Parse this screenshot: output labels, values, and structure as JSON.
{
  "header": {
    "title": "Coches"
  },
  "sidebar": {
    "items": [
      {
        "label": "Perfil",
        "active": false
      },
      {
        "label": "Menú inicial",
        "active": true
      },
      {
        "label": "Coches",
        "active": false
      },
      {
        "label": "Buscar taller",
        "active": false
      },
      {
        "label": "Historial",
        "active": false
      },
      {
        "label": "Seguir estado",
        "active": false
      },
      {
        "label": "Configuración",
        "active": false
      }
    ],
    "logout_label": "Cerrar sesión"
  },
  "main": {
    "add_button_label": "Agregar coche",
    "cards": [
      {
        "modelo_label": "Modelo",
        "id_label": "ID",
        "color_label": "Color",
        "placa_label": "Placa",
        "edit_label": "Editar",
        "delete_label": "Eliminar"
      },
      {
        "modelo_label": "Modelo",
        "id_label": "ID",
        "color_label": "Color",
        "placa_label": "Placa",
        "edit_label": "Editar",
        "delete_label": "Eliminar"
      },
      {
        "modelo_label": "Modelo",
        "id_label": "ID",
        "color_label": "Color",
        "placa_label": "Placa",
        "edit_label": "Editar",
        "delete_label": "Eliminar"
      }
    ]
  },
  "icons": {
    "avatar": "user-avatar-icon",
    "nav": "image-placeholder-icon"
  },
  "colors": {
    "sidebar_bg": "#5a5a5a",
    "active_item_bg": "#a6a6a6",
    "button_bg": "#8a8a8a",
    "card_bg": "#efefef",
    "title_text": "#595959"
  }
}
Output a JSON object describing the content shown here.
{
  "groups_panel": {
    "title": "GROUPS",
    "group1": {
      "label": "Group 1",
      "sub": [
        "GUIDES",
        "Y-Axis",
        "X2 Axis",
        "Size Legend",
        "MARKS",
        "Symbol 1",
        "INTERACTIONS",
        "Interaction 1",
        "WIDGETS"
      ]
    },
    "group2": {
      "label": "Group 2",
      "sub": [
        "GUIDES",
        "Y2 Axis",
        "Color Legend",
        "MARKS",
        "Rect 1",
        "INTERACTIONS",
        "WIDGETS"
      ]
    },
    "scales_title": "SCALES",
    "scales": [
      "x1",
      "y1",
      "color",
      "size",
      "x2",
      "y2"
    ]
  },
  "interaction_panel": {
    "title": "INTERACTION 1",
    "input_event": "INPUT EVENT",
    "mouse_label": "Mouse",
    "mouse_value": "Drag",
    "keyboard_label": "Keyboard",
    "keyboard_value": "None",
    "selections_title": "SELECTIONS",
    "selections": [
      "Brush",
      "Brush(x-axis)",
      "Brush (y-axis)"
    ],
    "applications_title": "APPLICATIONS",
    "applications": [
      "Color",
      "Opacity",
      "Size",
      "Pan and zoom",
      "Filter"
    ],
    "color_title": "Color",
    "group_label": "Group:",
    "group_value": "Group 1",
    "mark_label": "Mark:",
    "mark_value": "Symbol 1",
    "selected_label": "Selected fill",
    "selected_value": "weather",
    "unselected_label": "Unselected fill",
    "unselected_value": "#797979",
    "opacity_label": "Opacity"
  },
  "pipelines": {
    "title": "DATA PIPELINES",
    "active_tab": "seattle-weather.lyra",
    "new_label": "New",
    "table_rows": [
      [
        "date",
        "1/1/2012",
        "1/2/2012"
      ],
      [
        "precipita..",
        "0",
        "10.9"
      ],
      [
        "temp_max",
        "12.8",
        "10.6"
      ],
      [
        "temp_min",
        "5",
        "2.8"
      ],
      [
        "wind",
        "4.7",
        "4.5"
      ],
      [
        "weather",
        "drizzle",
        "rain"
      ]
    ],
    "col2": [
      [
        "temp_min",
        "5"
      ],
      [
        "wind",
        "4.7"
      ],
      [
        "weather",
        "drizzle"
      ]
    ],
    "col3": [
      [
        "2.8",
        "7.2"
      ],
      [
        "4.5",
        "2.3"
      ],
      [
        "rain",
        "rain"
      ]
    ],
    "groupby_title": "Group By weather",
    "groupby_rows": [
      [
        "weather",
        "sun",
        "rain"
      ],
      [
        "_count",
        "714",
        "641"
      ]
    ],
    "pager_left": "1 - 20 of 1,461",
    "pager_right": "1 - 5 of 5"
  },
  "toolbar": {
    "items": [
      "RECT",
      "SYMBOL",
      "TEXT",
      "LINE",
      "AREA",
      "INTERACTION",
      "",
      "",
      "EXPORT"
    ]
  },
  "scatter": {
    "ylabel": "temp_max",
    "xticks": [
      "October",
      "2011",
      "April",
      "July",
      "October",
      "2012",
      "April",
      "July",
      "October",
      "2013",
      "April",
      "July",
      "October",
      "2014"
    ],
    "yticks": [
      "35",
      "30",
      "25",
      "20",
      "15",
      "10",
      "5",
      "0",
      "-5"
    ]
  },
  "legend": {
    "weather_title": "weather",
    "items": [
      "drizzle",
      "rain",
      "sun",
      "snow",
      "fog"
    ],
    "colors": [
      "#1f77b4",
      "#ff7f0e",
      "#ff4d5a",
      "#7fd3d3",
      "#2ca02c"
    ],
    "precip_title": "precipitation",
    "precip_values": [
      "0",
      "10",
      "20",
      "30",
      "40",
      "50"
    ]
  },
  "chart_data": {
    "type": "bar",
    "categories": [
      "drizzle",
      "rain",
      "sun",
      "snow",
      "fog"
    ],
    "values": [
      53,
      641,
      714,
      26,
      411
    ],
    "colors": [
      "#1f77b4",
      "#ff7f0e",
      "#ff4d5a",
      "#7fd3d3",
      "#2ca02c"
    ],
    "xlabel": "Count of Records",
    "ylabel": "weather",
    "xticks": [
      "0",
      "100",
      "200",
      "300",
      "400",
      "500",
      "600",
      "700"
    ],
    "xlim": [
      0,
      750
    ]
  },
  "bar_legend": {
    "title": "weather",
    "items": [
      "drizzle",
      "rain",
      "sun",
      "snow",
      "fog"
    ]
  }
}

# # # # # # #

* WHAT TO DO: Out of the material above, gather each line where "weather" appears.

* ANSWER SECTION:
    "selected_value": "weather",
    "active_tab": "seattle-weather.lyra",
        "weather",
        "weather",
    "groupby_title": "Group By weather",
        "weather",
    "weather_title": "weather",
    "ylabel": "weather",
    "title": "weather",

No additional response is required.